Here's a great garden tip:
If you plant rye (as a mulch) between the garden rows and keep it mowed, the allelochemicals that leach from rye residue prevent weed germination but do not harm transplanted tomatoes, broccoli, or many other vegetables.
Allelopathy refers to a plant’s ability to chemically inhibit the growth of other plants. A good example is the black walnut which prohibits many things from growing under or around it.
Rye is one of the most useful allelopathic cover crops because it is winter-hardy and can be grown almost anywhere. Rye residue contains generous amounts of allelopathic chemicals.

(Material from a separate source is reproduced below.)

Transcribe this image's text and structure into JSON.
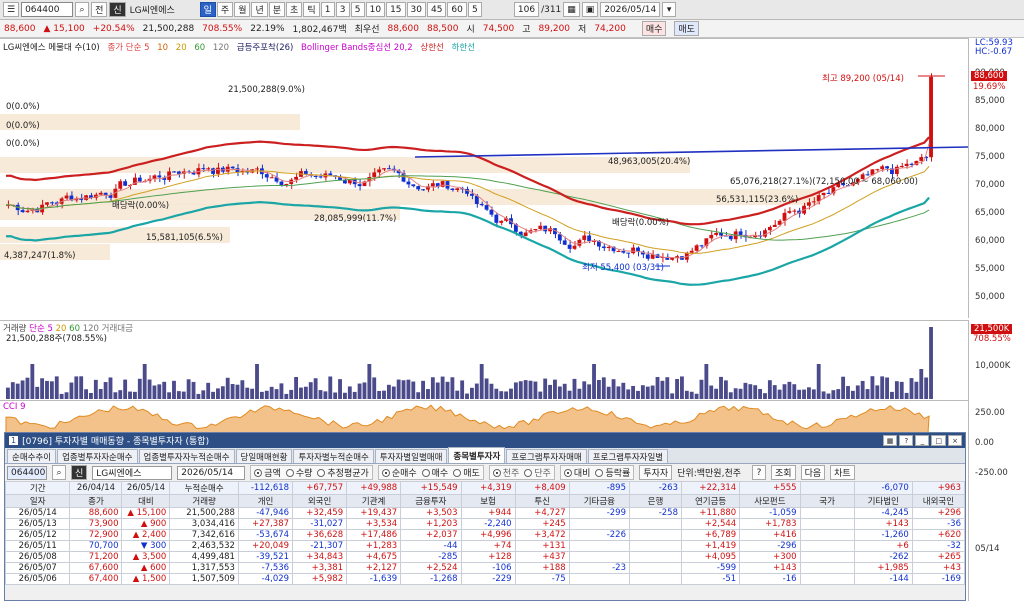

When left undisturbed on the soil surface, these chemicals leach out and prevent germination of small-seeded weeds. Weed suppression is effective for about 30 to 60 days. But if the rye is tilled into the soil, the effect is lost.